Dataset rows describing interfaces:
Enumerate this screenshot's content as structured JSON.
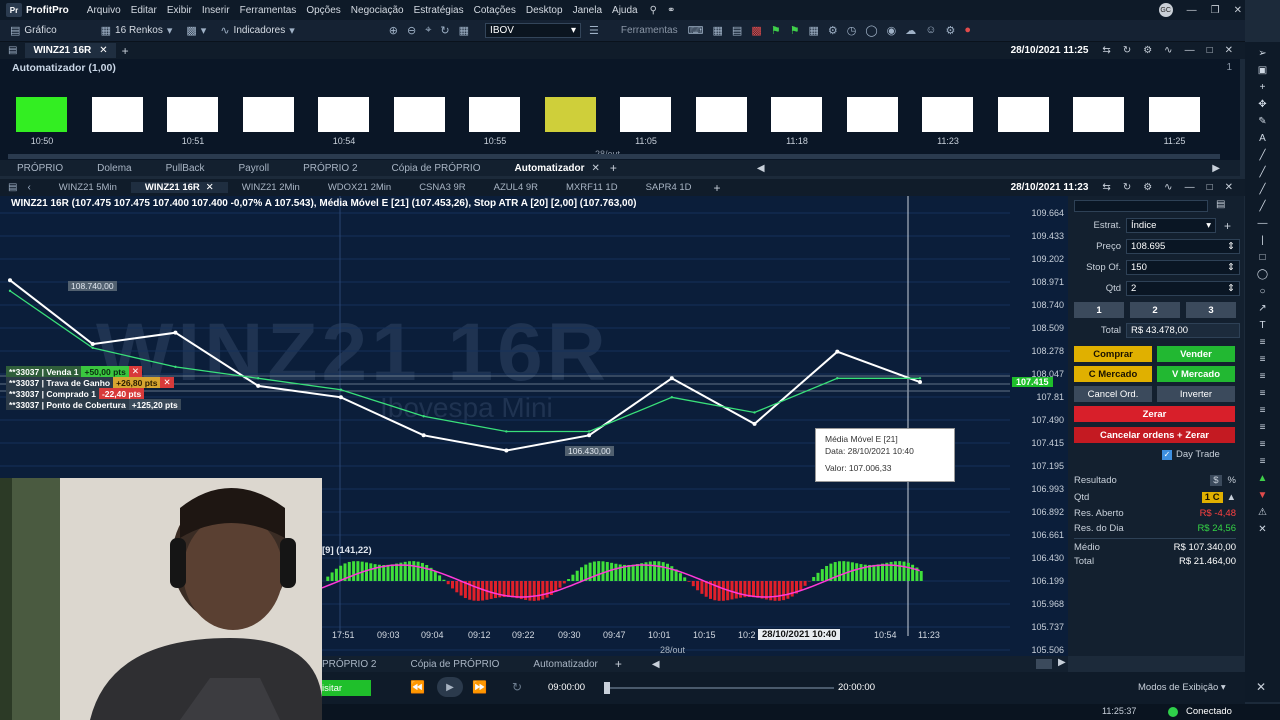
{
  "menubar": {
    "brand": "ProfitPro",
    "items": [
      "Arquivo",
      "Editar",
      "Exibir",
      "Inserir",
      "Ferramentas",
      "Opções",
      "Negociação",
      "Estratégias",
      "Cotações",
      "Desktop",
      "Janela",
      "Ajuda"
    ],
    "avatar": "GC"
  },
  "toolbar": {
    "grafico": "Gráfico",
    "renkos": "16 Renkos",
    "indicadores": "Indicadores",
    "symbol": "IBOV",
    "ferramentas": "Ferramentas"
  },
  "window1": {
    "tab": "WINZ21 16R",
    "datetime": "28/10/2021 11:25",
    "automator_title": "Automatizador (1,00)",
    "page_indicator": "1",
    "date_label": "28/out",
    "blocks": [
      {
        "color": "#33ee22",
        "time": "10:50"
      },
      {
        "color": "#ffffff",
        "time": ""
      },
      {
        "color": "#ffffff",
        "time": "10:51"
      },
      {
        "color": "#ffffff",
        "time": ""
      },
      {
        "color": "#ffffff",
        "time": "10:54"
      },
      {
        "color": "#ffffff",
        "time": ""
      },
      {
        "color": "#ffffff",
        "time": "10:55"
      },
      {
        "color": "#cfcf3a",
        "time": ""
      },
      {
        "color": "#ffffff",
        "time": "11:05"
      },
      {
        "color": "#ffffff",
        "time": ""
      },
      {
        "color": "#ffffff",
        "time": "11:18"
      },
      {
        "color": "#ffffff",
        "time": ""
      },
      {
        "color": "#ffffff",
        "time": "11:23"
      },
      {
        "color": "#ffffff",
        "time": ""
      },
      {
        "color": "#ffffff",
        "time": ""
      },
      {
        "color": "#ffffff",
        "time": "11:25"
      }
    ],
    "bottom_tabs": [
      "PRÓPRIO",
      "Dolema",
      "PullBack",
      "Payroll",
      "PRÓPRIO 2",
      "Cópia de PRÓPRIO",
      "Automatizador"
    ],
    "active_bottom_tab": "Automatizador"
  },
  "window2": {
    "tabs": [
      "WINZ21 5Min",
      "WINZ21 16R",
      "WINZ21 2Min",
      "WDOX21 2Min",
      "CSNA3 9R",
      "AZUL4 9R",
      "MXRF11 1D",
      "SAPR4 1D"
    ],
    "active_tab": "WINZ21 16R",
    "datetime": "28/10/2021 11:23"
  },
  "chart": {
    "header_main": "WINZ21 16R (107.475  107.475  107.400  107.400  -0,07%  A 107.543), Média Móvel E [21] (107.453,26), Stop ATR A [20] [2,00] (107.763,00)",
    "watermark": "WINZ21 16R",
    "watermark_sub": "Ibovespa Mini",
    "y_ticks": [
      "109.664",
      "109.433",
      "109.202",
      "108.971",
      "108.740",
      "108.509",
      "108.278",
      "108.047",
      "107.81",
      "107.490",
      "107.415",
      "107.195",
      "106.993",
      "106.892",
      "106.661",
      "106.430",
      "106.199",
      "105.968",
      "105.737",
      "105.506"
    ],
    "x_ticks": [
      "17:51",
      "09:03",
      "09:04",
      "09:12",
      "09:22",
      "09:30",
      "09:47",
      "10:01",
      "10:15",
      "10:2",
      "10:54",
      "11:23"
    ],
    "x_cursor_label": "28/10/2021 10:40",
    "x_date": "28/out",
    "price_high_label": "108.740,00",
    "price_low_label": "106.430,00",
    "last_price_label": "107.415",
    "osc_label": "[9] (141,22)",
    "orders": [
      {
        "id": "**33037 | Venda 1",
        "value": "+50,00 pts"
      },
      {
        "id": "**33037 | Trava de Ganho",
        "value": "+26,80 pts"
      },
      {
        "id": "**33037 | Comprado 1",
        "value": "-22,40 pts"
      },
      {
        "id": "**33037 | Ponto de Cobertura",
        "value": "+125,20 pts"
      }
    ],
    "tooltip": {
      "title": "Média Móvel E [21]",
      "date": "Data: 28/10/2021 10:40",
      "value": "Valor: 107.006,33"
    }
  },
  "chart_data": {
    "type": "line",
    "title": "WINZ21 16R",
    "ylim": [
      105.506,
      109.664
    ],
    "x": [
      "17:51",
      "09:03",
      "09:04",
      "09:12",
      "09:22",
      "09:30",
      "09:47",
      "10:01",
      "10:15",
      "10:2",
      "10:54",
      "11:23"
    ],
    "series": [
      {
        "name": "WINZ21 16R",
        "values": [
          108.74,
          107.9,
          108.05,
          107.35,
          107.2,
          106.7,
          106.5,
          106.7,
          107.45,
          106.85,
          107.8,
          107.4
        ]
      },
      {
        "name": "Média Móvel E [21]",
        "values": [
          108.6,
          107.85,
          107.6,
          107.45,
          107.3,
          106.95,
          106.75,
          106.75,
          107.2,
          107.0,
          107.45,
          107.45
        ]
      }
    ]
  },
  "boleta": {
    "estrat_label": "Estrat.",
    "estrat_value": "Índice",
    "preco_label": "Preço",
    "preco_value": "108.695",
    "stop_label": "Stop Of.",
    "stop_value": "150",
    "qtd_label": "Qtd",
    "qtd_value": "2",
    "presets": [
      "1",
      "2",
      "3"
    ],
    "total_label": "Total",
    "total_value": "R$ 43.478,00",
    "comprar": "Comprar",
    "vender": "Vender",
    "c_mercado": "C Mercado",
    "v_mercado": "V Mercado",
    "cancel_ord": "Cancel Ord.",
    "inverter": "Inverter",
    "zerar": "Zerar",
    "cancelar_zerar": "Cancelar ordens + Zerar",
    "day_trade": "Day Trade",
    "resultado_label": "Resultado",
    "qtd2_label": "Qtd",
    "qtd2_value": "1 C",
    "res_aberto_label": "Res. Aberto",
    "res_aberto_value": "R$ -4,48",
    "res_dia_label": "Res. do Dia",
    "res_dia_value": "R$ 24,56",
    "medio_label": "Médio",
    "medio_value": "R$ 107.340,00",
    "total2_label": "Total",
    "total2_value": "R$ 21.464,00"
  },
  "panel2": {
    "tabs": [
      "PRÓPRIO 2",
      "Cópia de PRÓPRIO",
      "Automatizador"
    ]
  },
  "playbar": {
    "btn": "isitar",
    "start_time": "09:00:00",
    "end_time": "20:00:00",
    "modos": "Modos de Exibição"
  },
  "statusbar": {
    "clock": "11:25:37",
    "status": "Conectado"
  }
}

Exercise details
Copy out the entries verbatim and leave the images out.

Your solution
Enumerate this screenshot's content as structured JSON.
{
  "menubar": {
    "brand": "ProfitPro",
    "items": [
      "Arquivo",
      "Editar",
      "Exibir",
      "Inserir",
      "Ferramentas",
      "Opções",
      "Negociação",
      "Estratégias",
      "Cotações",
      "Desktop",
      "Janela",
      "Ajuda"
    ],
    "avatar": "GC"
  },
  "toolbar": {
    "grafico": "Gráfico",
    "renkos": "16 Renkos",
    "indicadores": "Indicadores",
    "symbol": "IBOV",
    "ferramentas": "Ferramentas"
  },
  "window1": {
    "tab": "WINZ21 16R",
    "datetime": "28/10/2021 11:25",
    "automator_title": "Automatizador (1,00)",
    "page_indicator": "1",
    "date_label": "28/out",
    "blocks": [
      {
        "color": "#33ee22",
        "time": "10:50"
      },
      {
        "color": "#ffffff",
        "time": ""
      },
      {
        "color": "#ffffff",
        "time": "10:51"
      },
      {
        "color": "#ffffff",
        "time": ""
      },
      {
        "color": "#ffffff",
        "time": "10:54"
      },
      {
        "color": "#ffffff",
        "time": ""
      },
      {
        "color": "#ffffff",
        "time": "10:55"
      },
      {
        "color": "#cfcf3a",
        "time": ""
      },
      {
        "color": "#ffffff",
        "time": "11:05"
      },
      {
        "color": "#ffffff",
        "time": ""
      },
      {
        "color": "#ffffff",
        "time": "11:18"
      },
      {
        "color": "#ffffff",
        "time": ""
      },
      {
        "color": "#ffffff",
        "time": "11:23"
      },
      {
        "color": "#ffffff",
        "time": ""
      },
      {
        "color": "#ffffff",
        "time": ""
      },
      {
        "color": "#ffffff",
        "time": "11:25"
      }
    ],
    "bottom_tabs": [
      "PRÓPRIO",
      "Dolema",
      "PullBack",
      "Payroll",
      "PRÓPRIO 2",
      "Cópia de PRÓPRIO",
      "Automatizador"
    ],
    "active_bottom_tab": "Automatizador"
  },
  "window2": {
    "tabs": [
      "WINZ21 5Min",
      "WINZ21 16R",
      "WINZ21 2Min",
      "WDOX21 2Min",
      "CSNA3 9R",
      "AZUL4 9R",
      "MXRF11 1D",
      "SAPR4 1D"
    ],
    "active_tab": "WINZ21 16R",
    "datetime": "28/10/2021 11:23"
  },
  "chart": {
    "header_main": "WINZ21 16R (107.475  107.475  107.400  107.400  -0,07%  A 107.543), Média Móvel E [21] (107.453,26), Stop ATR A [20] [2,00] (107.763,00)",
    "watermark": "WINZ21 16R",
    "watermark_sub": "Ibovespa Mini",
    "y_ticks": [
      "109.664",
      "109.433",
      "109.202",
      "108.971",
      "108.740",
      "108.509",
      "108.278",
      "108.047",
      "107.81",
      "107.490",
      "107.415",
      "107.195",
      "106.993",
      "106.892",
      "106.661",
      "106.430",
      "106.199",
      "105.968",
      "105.737",
      "105.506"
    ],
    "x_ticks": [
      "17:51",
      "09:03",
      "09:04",
      "09:12",
      "09:22",
      "09:30",
      "09:47",
      "10:01",
      "10:15",
      "10:2",
      "10:54",
      "11:23"
    ],
    "x_cursor_label": "28/10/2021 10:40",
    "x_date": "28/out",
    "price_high_label": "108.740,00",
    "price_low_label": "106.430,00",
    "last_price_label": "107.415",
    "osc_label": "[9] (141,22)",
    "orders": [
      {
        "id": "**33037 | Venda 1",
        "value": "+50,00 pts"
      },
      {
        "id": "**33037 | Trava de Ganho",
        "value": "+26,80 pts"
      },
      {
        "id": "**33037 | Comprado 1",
        "value": "-22,40 pts"
      },
      {
        "id": "**33037 | Ponto de Cobertura",
        "value": "+125,20 pts"
      }
    ],
    "tooltip": {
      "title": "Média Móvel E [21]",
      "date": "Data: 28/10/2021 10:40",
      "value": "Valor: 107.006,33"
    }
  },
  "chart_data": {
    "type": "line",
    "title": "WINZ21 16R",
    "ylim": [
      105.506,
      109.664
    ],
    "x": [
      "17:51",
      "09:03",
      "09:04",
      "09:12",
      "09:22",
      "09:30",
      "09:47",
      "10:01",
      "10:15",
      "10:2",
      "10:54",
      "11:23"
    ],
    "series": [
      {
        "name": "WINZ21 16R",
        "values": [
          108.74,
          107.9,
          108.05,
          107.35,
          107.2,
          106.7,
          106.5,
          106.7,
          107.45,
          106.85,
          107.8,
          107.4
        ]
      },
      {
        "name": "Média Móvel E [21]",
        "values": [
          108.6,
          107.85,
          107.6,
          107.45,
          107.3,
          106.95,
          106.75,
          106.75,
          107.2,
          107.0,
          107.45,
          107.45
        ]
      }
    ]
  },
  "boleta": {
    "estrat_label": "Estrat.",
    "estrat_value": "Índice",
    "preco_label": "Preço",
    "preco_value": "108.695",
    "stop_label": "Stop Of.",
    "stop_value": "150",
    "qtd_label": "Qtd",
    "qtd_value": "2",
    "presets": [
      "1",
      "2",
      "3"
    ],
    "total_label": "Total",
    "total_value": "R$ 43.478,00",
    "comprar": "Comprar",
    "vender": "Vender",
    "c_mercado": "C Mercado",
    "v_mercado": "V Mercado",
    "cancel_ord": "Cancel Ord.",
    "inverter": "Inverter",
    "zerar": "Zerar",
    "cancelar_zerar": "Cancelar ordens + Zerar",
    "day_trade": "Day Trade",
    "resultado_label": "Resultado",
    "qtd2_label": "Qtd",
    "qtd2_value": "1 C",
    "res_aberto_label": "Res. Aberto",
    "res_aberto_value": "R$ -4,48",
    "res_dia_label": "Res. do Dia",
    "res_dia_value": "R$ 24,56",
    "medio_label": "Médio",
    "medio_value": "R$ 107.340,00",
    "total2_label": "Total",
    "total2_value": "R$ 21.464,00"
  },
  "panel2": {
    "tabs": [
      "PRÓPRIO 2",
      "Cópia de PRÓPRIO",
      "Automatizador"
    ]
  },
  "playbar": {
    "btn": "isitar",
    "start_time": "09:00:00",
    "end_time": "20:00:00",
    "modos": "Modos de Exibição"
  },
  "statusbar": {
    "clock": "11:25:37",
    "status": "Conectado"
  }
}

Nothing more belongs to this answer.